TASK GOAL — Pick out the lines in the listing below that contain the word "this" and copy them.

TASK INPUT —
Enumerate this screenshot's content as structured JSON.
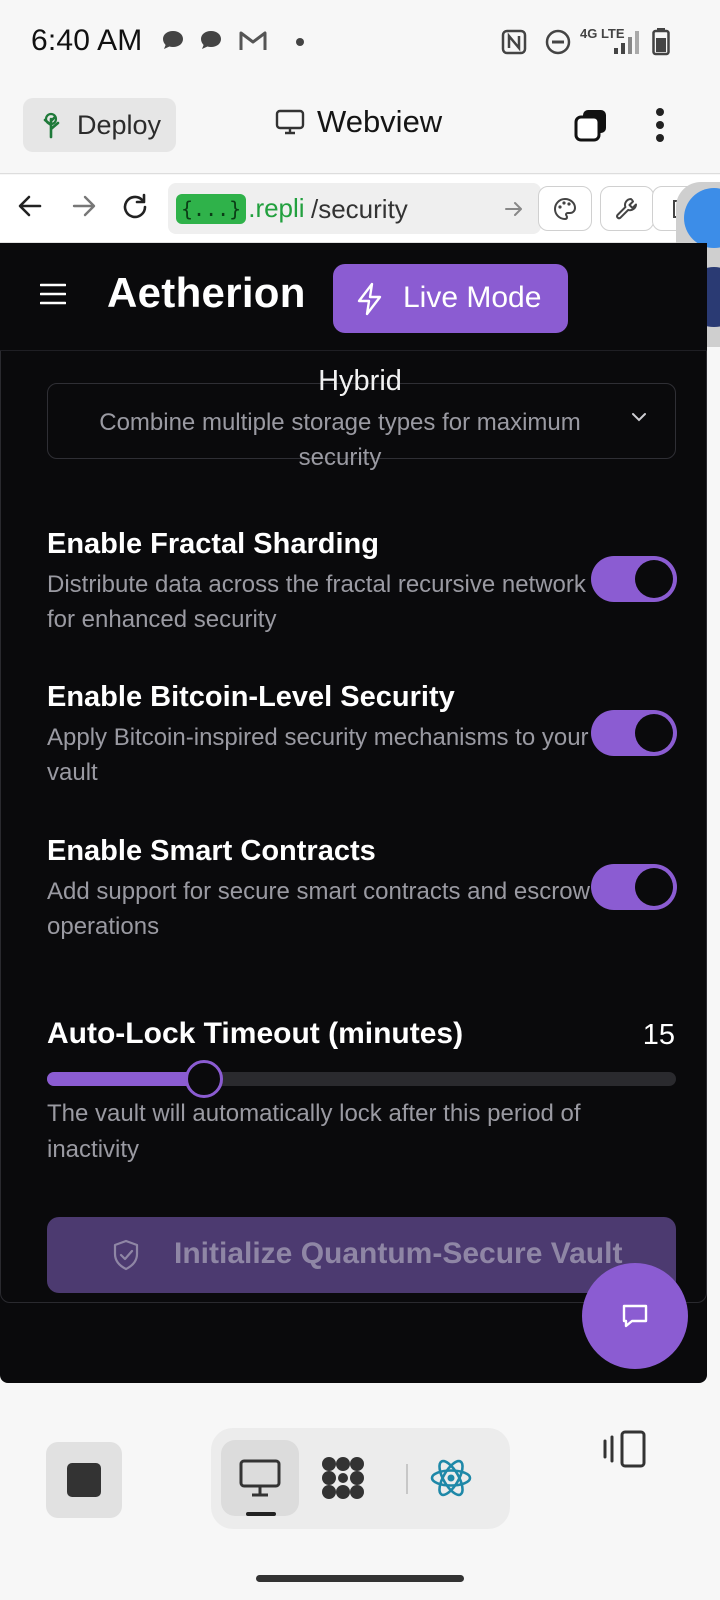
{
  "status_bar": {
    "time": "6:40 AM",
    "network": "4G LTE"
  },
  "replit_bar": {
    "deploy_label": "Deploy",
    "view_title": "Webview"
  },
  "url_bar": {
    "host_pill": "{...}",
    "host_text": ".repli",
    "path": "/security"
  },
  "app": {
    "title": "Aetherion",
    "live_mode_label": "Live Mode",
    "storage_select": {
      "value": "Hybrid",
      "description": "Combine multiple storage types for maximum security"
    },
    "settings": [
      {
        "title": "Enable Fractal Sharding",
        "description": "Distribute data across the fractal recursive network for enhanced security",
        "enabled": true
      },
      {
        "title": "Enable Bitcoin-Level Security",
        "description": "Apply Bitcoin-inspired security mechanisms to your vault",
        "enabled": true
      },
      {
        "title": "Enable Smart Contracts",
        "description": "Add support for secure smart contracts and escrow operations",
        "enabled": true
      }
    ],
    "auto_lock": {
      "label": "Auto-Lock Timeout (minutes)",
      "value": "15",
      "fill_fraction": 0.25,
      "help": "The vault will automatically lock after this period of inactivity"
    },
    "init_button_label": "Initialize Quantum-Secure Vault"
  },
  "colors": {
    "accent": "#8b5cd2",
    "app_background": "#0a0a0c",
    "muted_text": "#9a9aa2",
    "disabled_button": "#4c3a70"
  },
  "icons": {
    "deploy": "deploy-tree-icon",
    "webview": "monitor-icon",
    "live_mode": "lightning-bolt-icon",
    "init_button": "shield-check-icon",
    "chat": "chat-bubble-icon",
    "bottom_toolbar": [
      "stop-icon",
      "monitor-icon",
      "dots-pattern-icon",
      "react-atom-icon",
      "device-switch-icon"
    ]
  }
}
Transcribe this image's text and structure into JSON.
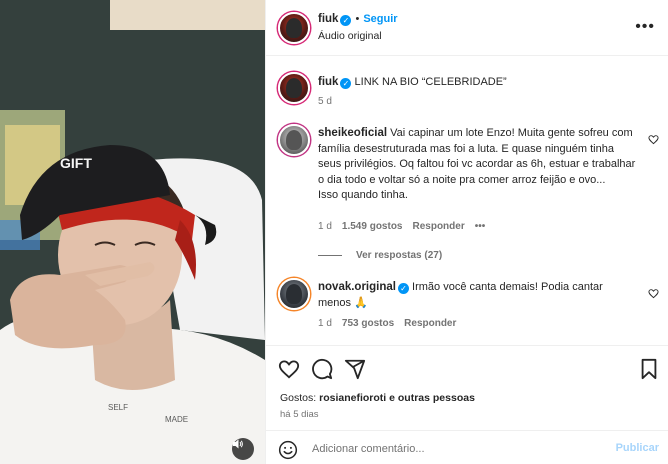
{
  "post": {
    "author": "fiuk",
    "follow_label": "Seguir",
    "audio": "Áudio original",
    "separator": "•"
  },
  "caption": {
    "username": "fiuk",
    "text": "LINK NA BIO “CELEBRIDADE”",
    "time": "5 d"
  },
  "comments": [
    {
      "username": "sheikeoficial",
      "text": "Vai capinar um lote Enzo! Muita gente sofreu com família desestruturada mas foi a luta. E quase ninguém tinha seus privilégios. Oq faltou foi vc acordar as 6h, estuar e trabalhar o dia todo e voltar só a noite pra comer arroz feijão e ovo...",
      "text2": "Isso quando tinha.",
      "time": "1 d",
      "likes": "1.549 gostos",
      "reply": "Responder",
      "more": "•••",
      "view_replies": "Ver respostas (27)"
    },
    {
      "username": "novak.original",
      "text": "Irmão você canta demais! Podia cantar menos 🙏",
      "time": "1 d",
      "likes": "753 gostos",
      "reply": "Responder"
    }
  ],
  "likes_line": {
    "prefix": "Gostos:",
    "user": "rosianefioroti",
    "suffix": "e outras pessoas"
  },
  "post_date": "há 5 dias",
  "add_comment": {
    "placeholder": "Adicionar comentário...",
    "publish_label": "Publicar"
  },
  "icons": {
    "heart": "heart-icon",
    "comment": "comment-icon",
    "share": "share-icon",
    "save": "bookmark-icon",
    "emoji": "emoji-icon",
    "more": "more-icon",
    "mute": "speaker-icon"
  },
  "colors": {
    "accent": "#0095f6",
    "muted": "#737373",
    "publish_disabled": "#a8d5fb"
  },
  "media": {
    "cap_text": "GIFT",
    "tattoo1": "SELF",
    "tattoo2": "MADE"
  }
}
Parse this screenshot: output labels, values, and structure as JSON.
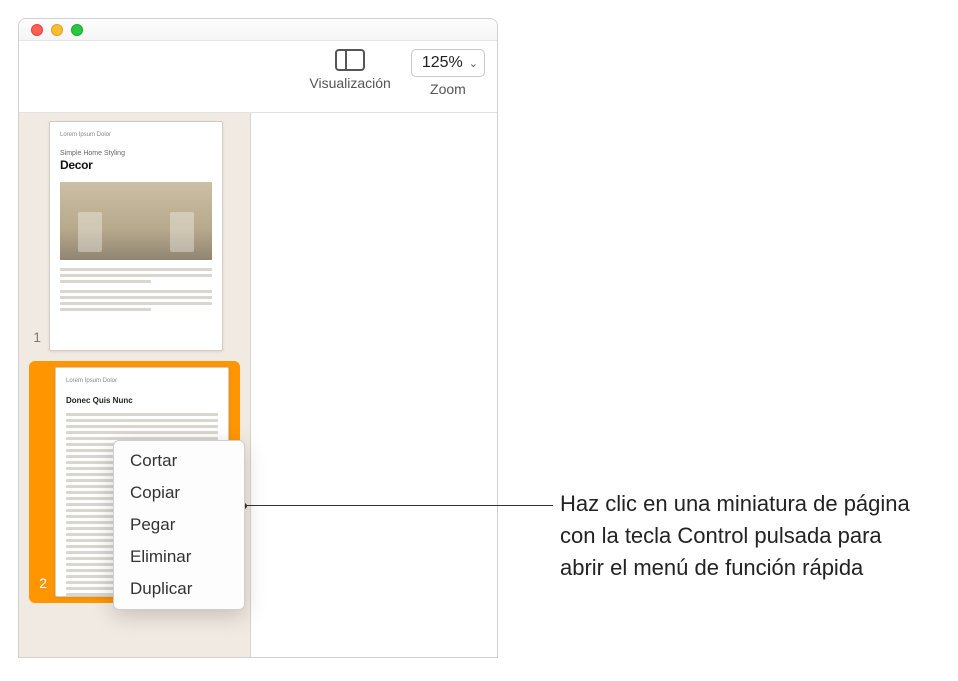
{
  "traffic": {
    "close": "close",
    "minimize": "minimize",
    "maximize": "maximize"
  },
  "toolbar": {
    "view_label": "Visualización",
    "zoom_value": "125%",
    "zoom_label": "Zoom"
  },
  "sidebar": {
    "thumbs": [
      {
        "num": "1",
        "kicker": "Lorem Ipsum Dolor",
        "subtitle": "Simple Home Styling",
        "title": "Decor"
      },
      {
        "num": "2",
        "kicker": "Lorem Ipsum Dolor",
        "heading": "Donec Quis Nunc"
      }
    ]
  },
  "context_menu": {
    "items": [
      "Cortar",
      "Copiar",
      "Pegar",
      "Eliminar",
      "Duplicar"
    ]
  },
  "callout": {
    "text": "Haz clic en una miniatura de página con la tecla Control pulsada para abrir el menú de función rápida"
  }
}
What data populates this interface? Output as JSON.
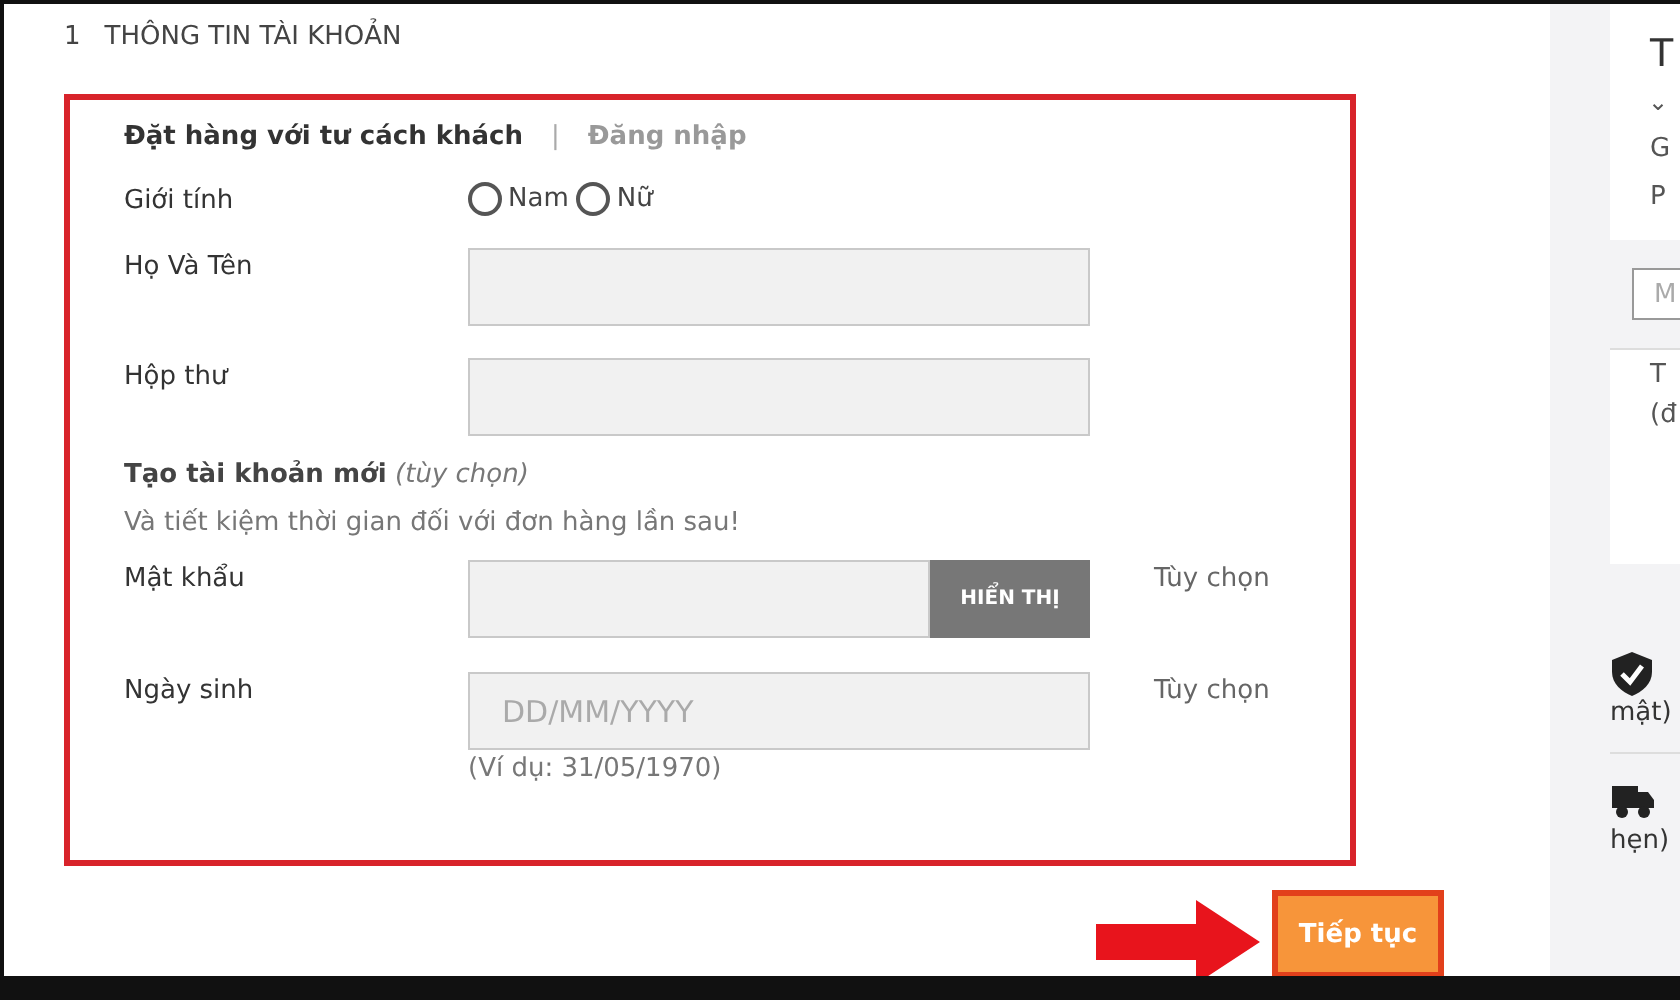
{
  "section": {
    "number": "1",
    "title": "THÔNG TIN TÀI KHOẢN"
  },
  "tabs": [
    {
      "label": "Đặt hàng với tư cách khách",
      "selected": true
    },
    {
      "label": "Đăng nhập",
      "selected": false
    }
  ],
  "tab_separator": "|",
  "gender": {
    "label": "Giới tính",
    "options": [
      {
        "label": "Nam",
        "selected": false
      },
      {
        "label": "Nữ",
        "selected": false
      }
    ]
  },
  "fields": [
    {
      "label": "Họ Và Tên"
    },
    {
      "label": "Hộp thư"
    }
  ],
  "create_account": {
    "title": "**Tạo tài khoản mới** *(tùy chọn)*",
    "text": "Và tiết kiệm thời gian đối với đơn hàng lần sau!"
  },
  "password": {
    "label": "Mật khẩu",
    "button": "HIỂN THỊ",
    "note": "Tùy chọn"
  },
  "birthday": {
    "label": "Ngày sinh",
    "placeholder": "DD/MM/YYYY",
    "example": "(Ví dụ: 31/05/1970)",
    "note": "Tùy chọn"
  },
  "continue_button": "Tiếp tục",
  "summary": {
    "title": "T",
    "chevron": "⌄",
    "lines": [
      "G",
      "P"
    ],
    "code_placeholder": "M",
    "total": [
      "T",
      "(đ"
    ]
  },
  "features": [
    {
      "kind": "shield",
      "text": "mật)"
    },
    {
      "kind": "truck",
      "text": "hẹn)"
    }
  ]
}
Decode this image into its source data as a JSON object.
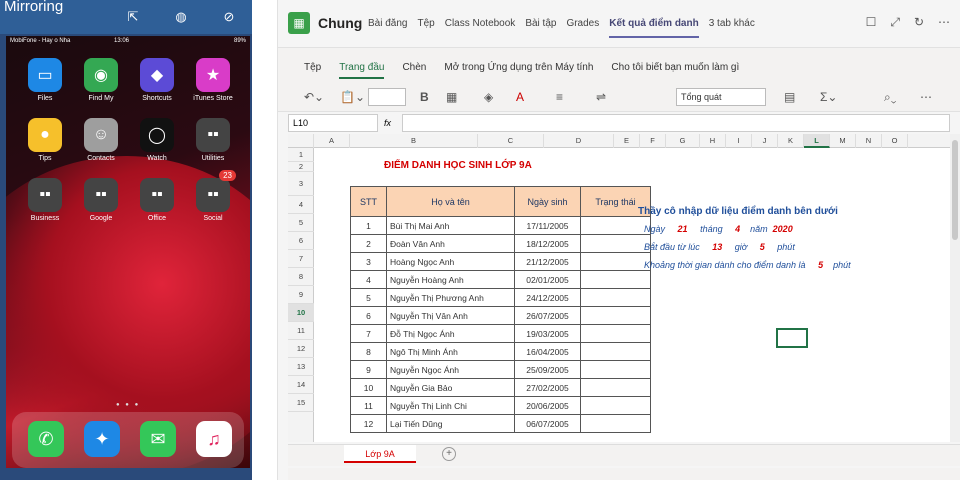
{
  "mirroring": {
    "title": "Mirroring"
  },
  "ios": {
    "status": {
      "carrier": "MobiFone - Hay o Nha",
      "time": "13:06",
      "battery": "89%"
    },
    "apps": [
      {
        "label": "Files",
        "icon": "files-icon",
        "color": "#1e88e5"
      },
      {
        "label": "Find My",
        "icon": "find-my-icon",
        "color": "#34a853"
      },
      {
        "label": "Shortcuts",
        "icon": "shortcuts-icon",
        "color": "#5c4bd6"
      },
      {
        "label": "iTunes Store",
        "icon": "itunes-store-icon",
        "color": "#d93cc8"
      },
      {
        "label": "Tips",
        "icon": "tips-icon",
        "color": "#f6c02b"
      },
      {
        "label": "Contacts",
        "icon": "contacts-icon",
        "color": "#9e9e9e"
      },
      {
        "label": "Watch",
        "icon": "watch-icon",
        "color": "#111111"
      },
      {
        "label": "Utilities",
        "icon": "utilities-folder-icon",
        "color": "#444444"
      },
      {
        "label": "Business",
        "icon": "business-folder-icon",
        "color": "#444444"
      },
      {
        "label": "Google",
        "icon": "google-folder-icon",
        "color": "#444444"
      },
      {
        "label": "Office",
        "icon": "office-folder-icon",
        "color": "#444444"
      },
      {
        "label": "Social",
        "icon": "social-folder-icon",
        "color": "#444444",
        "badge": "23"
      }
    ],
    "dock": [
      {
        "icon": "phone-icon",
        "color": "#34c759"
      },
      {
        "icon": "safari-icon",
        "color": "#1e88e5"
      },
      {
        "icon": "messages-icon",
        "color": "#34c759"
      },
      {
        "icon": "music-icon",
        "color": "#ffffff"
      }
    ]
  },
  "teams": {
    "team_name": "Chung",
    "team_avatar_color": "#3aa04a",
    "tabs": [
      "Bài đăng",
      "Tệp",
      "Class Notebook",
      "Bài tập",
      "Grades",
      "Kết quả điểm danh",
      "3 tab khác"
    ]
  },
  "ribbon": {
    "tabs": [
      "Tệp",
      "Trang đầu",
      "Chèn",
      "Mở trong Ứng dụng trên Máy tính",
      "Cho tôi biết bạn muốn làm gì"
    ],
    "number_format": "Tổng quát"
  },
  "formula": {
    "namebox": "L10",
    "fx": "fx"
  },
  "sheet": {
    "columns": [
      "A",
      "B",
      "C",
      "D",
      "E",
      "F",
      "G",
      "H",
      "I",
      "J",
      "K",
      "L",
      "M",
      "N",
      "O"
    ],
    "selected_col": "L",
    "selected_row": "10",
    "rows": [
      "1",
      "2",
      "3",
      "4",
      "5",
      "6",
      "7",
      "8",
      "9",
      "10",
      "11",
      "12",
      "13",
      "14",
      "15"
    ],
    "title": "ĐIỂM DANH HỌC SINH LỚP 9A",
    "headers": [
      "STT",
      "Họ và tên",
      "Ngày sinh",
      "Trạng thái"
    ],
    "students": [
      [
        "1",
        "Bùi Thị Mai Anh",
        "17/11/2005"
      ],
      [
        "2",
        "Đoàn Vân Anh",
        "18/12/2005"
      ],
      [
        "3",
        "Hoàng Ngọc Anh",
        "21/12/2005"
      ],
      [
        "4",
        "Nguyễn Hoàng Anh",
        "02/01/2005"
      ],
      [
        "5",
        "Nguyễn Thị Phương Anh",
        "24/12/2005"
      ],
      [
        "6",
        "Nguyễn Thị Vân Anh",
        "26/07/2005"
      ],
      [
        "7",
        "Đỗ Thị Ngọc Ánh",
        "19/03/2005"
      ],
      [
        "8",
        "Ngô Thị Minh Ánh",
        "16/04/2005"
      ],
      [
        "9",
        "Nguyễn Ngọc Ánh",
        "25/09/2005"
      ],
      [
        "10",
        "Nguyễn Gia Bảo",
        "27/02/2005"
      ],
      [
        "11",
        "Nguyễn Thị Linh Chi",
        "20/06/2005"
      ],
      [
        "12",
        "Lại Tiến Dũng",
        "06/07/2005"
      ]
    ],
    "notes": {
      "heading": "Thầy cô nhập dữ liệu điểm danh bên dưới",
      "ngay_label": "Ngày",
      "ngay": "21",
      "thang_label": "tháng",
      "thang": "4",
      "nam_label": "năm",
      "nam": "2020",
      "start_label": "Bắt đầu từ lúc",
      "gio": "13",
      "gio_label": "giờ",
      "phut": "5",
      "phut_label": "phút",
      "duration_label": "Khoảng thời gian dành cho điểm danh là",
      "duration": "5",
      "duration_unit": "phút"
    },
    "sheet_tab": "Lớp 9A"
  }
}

THE COMPLETED TASK —
Enumerate this screenshot's content as structured JSON.
      "help": "The vault will automatically lock after this period of inactivity"
Transcribe this image's text and structure into JSON.
Parse this screenshot: output labels, values, and structure as JSON.
What data populates this interface? Output as JSON.
Decode this image into its source data as a JSON object.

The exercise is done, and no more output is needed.